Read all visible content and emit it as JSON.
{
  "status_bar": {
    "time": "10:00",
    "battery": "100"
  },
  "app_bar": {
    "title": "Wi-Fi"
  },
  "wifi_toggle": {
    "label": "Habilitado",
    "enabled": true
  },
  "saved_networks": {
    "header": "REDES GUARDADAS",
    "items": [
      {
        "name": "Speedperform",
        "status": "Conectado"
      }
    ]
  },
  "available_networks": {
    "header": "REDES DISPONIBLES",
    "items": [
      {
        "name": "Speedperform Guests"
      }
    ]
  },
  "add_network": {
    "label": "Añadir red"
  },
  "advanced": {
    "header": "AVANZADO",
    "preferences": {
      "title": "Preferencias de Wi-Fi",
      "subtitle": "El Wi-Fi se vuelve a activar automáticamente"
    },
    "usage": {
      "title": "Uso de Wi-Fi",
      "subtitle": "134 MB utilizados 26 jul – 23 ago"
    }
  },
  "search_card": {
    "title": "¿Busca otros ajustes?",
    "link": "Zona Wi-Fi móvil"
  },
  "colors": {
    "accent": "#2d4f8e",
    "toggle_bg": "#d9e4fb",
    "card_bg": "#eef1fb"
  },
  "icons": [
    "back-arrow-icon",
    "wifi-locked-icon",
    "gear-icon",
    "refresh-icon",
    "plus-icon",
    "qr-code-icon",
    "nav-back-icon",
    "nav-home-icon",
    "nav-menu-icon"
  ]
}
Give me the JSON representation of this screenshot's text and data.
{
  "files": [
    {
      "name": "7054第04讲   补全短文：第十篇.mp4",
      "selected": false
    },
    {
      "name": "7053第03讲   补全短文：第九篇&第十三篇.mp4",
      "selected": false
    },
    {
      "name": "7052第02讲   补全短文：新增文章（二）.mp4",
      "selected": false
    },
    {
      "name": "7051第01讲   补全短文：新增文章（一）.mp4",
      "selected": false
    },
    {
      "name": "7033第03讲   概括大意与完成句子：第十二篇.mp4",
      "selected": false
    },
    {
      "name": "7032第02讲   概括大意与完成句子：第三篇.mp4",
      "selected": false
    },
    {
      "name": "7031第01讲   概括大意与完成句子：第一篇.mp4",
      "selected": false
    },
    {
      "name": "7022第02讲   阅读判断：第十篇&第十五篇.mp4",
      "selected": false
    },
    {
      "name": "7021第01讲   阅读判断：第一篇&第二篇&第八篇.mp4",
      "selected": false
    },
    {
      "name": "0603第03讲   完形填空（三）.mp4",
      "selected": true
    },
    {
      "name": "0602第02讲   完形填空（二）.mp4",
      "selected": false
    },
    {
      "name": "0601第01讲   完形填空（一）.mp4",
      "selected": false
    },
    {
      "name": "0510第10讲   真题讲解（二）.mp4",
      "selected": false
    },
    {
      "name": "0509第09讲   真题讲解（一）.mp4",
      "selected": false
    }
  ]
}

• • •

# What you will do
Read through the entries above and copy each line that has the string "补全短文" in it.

# Task output
      "name": "7054第04讲   补全短文：第十篇.mp4",
      "name": "7053第03讲   补全短文：第九篇&第十三篇.mp4",
      "name": "7052第02讲   补全短文：新增文章（二）.mp4",
      "name": "7051第01讲   补全短文：新增文章（一）.mp4",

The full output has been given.